Hawaii is heading toward embracing renewable energy as its only source of power. During the recent Asia Pacific Resilience Innovation Summit, which was hosted in the state, Governor David Ige announced that the state would not be using natural gas to replace other fossil-fuels. Instead, Hawaii will be working to receive no less than 100% of its energy from renewable sources by 2045. The ambitious initiative would make the state one of the leading renewable energy entities in the U.S. and, perhaps, the world.

Hawaii is abandoning fossil-fuels in order to combat climate change

The state is expected to serve as an example for what can be accomplished through the aggressive adoption of renewable energy. The state government has shown extreme concern regarding climate change, and how rising sea levels linked with the phenomenon could pose a serious risk to the state and other islands throughout the world. While rising sea levels may not be mitigated through the use of renewable power, abandoning fossil-fuels in favor of clean energy could slow the progress of climate change by eliminating the production of harmful emissions.

Natural gas will be replaced by cleaner forms of power

Hawaii - renewable energyHawaii had initially shown interest in natural gas, following suit with the rest of the United States. Governor Ige noted, however, that natural gas would not save the state any money over the long term. With renewable energy becoming less expensive at a rapid pace, now may be the time to focus on clean power rather than other forms of fossil-fuels. For Hawaii, the push for clean energy is not simply an ambitious endeavor, it is a matter of state law.

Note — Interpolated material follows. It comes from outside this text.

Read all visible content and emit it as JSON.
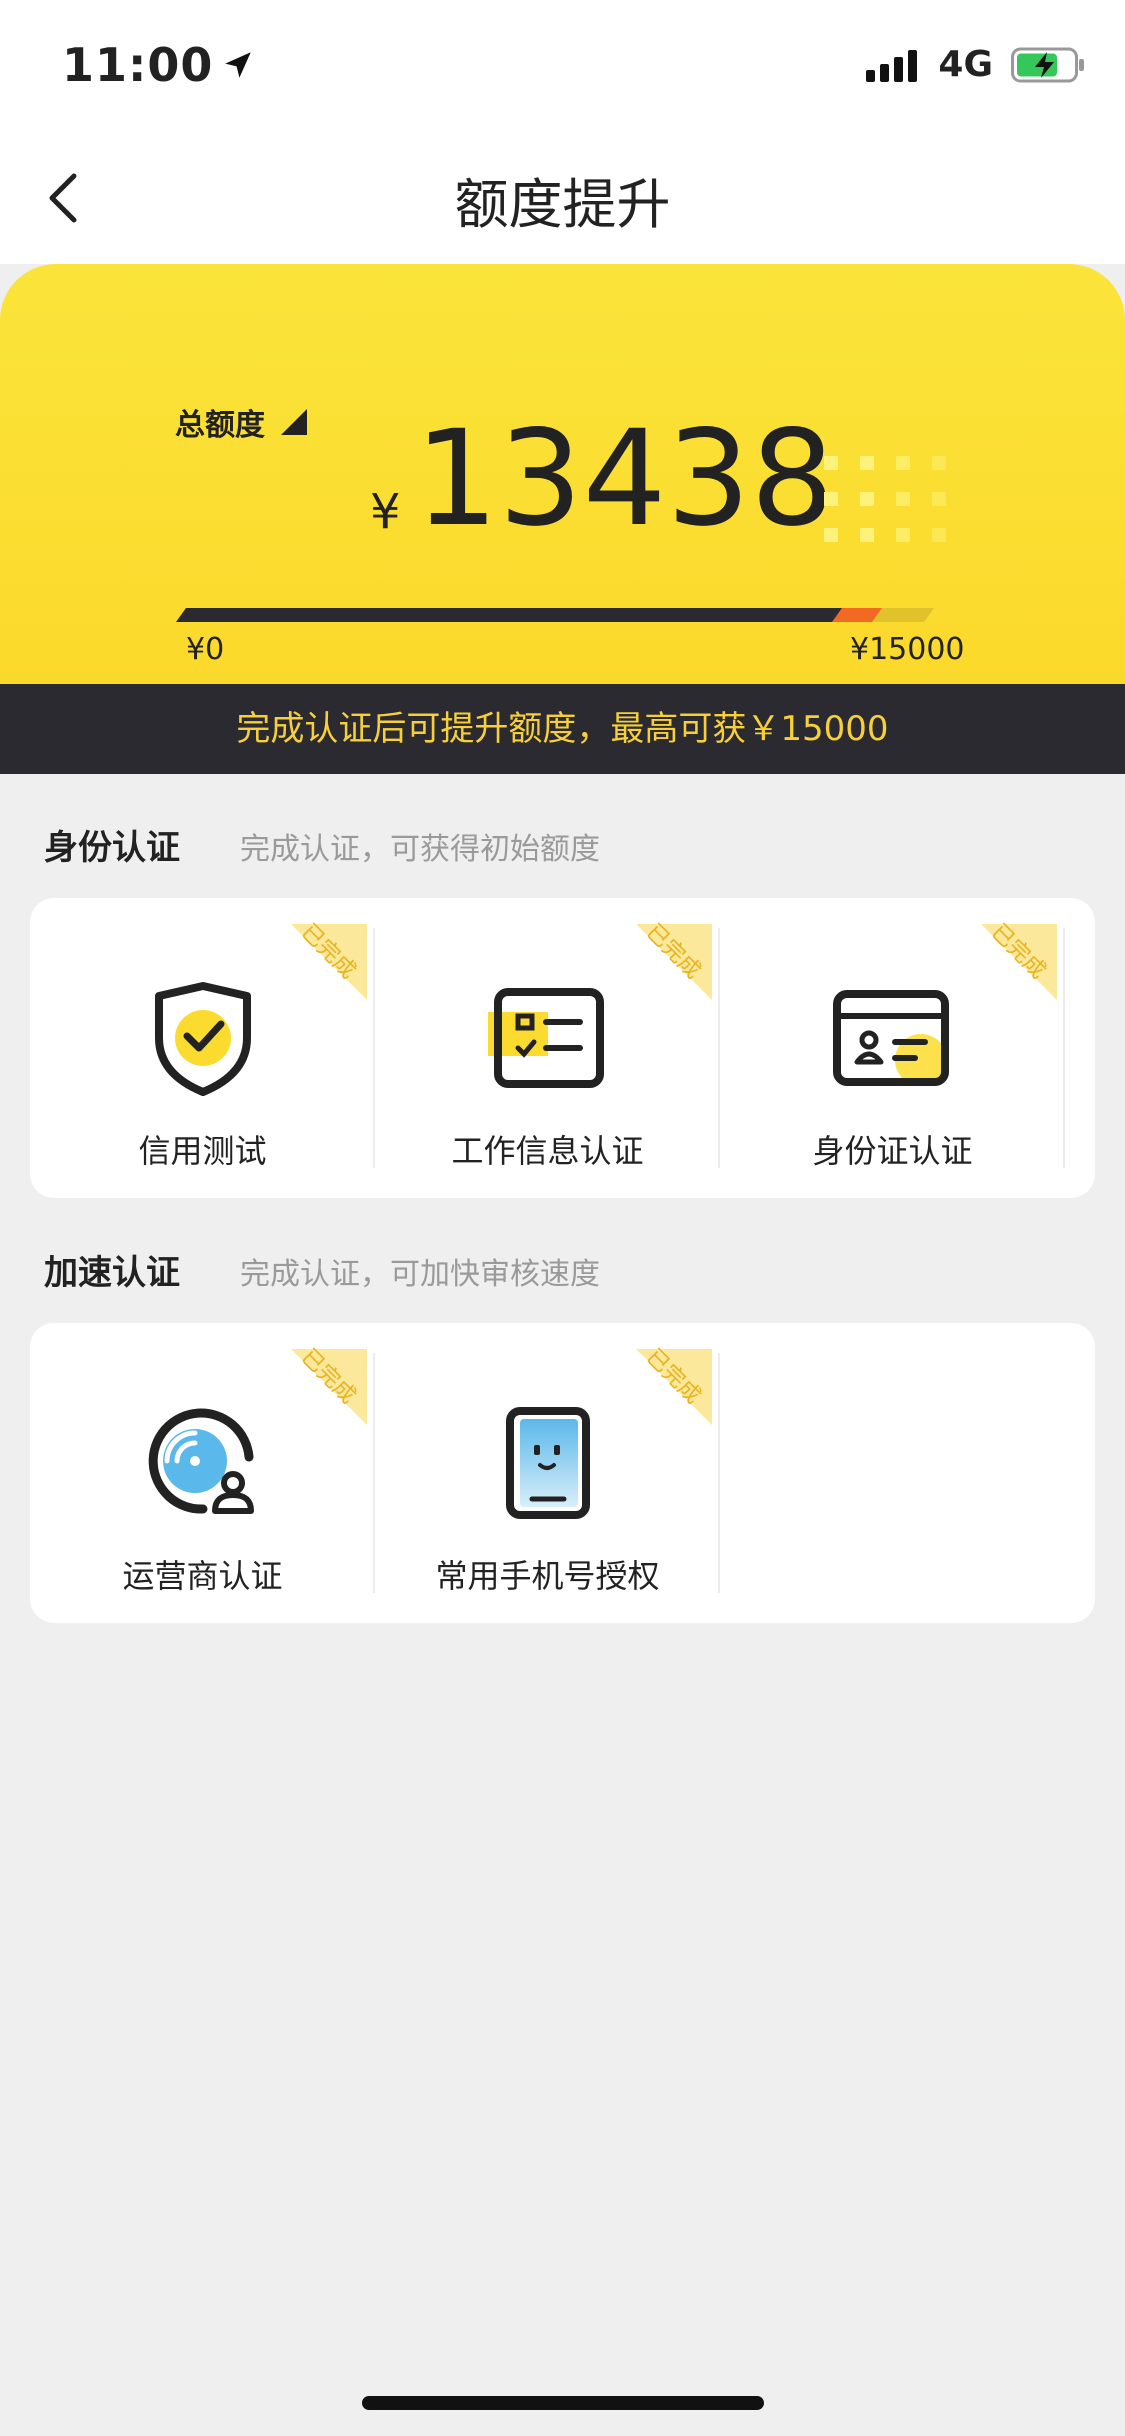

State law requires a focus on renewable energy

In June of this year, Governor Ige signed into law a bill that requires the state to generate all of its electrical power from renewable sources within 30 years. The Governor is also requiring that the University of Hawaii be completely carbon neutral within the next 20 years. The aggressive legislation from the state has made it one of the most prominent proponents of renewable energy in the United States.